## Exercise objective
Copy out all the lines of the data that hold the word "USDT".

--- The records ---

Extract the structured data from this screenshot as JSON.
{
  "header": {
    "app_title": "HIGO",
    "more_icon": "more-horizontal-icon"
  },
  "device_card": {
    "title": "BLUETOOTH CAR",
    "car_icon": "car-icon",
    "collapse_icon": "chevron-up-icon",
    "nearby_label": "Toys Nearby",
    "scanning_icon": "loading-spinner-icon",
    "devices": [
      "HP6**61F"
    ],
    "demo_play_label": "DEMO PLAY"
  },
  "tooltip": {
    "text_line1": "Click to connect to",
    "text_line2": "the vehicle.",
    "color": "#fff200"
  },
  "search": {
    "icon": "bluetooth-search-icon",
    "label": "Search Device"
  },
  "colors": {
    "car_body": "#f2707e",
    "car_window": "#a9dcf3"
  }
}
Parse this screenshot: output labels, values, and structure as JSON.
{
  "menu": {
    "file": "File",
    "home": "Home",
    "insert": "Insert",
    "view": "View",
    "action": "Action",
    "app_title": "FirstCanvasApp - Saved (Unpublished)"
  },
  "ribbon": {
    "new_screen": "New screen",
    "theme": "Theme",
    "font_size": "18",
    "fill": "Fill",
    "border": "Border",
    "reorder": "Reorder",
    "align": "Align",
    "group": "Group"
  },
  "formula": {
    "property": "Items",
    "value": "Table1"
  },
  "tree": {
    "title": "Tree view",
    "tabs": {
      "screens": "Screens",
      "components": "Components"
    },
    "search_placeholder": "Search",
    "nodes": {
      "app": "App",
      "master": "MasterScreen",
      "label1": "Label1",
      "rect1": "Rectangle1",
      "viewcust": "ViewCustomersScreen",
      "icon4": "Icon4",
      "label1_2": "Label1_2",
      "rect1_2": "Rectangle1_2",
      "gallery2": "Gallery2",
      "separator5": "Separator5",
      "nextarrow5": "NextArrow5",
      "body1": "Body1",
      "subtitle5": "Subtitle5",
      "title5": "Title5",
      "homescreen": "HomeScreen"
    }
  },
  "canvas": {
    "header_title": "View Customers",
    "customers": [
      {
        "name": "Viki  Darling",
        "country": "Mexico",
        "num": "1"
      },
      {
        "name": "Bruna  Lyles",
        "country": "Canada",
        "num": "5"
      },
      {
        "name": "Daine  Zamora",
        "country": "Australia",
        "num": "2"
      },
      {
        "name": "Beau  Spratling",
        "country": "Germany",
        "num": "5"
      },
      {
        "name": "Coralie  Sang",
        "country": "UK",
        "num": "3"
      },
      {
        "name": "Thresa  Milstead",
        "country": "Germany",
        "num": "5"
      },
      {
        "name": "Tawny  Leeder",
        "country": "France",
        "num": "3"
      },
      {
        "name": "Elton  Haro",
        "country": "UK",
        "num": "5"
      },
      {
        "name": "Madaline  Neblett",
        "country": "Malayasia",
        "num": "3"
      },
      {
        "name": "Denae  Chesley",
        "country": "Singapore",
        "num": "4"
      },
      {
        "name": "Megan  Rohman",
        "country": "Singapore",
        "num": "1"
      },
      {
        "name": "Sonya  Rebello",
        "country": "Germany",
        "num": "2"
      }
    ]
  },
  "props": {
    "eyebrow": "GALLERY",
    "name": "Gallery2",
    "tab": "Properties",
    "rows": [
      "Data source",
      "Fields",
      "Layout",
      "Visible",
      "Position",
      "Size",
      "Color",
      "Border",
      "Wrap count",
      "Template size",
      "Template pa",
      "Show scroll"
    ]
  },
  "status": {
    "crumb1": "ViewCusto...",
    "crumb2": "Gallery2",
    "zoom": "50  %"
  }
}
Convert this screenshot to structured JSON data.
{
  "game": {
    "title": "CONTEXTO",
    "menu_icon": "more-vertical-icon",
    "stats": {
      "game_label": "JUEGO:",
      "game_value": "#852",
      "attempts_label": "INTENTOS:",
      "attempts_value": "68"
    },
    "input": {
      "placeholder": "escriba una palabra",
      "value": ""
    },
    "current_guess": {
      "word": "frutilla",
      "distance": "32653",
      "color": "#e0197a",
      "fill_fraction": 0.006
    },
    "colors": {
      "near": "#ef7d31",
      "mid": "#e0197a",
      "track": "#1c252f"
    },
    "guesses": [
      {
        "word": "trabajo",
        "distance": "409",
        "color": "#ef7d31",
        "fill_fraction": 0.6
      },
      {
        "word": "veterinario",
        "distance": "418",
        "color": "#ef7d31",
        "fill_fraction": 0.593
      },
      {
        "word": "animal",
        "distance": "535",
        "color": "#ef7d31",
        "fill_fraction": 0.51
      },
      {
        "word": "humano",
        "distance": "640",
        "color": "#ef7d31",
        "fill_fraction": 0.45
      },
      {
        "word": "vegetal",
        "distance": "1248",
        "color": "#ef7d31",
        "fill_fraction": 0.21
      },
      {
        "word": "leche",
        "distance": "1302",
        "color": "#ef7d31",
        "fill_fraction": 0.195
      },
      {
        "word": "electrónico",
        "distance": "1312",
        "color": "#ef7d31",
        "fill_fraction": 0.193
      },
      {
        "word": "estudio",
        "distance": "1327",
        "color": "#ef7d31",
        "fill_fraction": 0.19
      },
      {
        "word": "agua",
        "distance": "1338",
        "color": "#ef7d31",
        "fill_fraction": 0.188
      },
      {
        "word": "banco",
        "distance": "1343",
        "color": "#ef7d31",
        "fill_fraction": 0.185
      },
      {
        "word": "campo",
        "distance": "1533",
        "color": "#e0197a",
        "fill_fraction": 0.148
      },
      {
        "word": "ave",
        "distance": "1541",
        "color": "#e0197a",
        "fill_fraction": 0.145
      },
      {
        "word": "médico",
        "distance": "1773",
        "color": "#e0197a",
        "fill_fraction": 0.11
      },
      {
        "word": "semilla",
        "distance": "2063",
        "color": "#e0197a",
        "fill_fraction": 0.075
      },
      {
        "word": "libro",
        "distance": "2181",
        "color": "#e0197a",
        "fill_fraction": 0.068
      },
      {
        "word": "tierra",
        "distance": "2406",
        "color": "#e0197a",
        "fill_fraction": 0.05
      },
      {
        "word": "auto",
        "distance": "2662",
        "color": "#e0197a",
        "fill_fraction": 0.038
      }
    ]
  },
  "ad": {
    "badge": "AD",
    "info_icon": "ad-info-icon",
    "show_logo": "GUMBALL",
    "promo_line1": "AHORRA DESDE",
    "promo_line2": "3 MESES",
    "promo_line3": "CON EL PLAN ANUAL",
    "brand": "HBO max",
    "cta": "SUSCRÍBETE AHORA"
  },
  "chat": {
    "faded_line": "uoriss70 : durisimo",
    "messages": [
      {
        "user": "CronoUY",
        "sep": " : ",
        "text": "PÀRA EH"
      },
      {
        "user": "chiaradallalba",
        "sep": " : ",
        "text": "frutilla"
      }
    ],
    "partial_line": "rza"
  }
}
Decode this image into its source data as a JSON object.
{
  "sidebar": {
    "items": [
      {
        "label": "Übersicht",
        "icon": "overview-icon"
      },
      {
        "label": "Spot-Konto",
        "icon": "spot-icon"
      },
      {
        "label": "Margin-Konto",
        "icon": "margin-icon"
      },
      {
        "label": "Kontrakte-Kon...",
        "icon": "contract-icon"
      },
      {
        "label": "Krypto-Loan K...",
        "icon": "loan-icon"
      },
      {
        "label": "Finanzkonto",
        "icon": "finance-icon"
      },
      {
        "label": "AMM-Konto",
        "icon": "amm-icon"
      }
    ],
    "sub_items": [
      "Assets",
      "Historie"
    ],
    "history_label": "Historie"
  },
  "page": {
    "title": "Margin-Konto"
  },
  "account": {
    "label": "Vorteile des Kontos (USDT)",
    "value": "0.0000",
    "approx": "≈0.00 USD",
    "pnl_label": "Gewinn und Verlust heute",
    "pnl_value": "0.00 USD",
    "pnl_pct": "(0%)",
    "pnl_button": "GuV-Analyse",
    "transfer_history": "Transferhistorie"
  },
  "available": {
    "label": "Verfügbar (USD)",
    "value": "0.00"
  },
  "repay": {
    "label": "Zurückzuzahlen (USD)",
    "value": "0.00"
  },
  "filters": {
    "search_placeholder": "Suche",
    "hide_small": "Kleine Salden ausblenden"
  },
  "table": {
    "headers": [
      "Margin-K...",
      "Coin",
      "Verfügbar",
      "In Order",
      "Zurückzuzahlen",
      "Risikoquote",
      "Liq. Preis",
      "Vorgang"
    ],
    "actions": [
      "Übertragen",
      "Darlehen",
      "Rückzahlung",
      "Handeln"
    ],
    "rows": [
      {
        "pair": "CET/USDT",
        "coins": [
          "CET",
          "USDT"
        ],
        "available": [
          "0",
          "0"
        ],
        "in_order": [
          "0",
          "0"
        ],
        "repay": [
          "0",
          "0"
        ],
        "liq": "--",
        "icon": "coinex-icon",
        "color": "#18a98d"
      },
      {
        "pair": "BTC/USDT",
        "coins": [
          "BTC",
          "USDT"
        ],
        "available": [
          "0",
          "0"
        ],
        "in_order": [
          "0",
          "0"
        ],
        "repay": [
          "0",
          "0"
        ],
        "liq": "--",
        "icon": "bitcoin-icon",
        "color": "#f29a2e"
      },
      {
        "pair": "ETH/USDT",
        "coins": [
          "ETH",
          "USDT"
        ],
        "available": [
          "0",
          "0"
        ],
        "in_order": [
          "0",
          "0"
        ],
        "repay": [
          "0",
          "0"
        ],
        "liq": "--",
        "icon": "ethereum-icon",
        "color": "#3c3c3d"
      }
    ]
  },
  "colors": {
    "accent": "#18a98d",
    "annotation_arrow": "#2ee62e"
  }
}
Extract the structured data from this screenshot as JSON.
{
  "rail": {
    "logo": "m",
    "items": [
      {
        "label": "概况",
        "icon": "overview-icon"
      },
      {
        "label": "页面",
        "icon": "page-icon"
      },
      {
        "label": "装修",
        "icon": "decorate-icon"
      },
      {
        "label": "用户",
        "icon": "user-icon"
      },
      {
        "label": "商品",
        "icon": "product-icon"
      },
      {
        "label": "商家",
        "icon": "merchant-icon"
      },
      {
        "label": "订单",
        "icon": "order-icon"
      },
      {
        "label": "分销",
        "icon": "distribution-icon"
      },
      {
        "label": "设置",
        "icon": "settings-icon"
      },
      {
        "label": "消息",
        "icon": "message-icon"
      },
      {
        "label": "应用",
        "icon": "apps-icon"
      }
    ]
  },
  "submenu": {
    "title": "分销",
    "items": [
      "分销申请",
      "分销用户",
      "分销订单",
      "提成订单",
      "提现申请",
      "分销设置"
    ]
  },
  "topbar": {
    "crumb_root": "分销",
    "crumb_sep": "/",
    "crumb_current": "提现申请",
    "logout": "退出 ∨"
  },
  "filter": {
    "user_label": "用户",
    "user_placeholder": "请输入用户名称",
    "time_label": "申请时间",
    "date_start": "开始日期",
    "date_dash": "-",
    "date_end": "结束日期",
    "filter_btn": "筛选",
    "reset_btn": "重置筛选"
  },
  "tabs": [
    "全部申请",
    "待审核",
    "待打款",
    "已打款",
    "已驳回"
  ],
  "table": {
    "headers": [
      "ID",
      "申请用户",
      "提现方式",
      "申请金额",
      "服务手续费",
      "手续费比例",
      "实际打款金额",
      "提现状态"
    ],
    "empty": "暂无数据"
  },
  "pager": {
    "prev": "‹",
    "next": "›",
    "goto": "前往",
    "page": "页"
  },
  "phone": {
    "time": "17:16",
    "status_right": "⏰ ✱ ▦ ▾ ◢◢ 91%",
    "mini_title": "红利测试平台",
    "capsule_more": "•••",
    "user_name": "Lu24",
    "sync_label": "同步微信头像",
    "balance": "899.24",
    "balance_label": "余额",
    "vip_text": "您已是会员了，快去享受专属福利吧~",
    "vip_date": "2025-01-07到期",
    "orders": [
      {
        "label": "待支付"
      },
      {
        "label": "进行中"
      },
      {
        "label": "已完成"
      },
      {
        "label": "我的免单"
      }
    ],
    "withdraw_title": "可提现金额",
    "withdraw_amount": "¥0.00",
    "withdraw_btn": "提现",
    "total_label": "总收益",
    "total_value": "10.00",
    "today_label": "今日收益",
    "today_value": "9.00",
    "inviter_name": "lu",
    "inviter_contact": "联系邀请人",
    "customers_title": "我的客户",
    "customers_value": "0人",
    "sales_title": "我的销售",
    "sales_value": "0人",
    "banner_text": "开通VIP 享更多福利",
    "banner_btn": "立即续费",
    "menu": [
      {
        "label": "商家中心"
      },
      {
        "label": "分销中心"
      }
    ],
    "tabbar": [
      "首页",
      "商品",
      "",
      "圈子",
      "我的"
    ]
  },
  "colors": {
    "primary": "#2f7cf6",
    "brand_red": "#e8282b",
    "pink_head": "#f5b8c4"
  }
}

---

## Output for this exercise
    "label": "Vorteile des Kontos (USDT)",
        "pair": "CET/USDT",
          "USDT"
        "pair": "BTC/USDT",
          "USDT"
        "pair": "ETH/USDT",
          "USDT"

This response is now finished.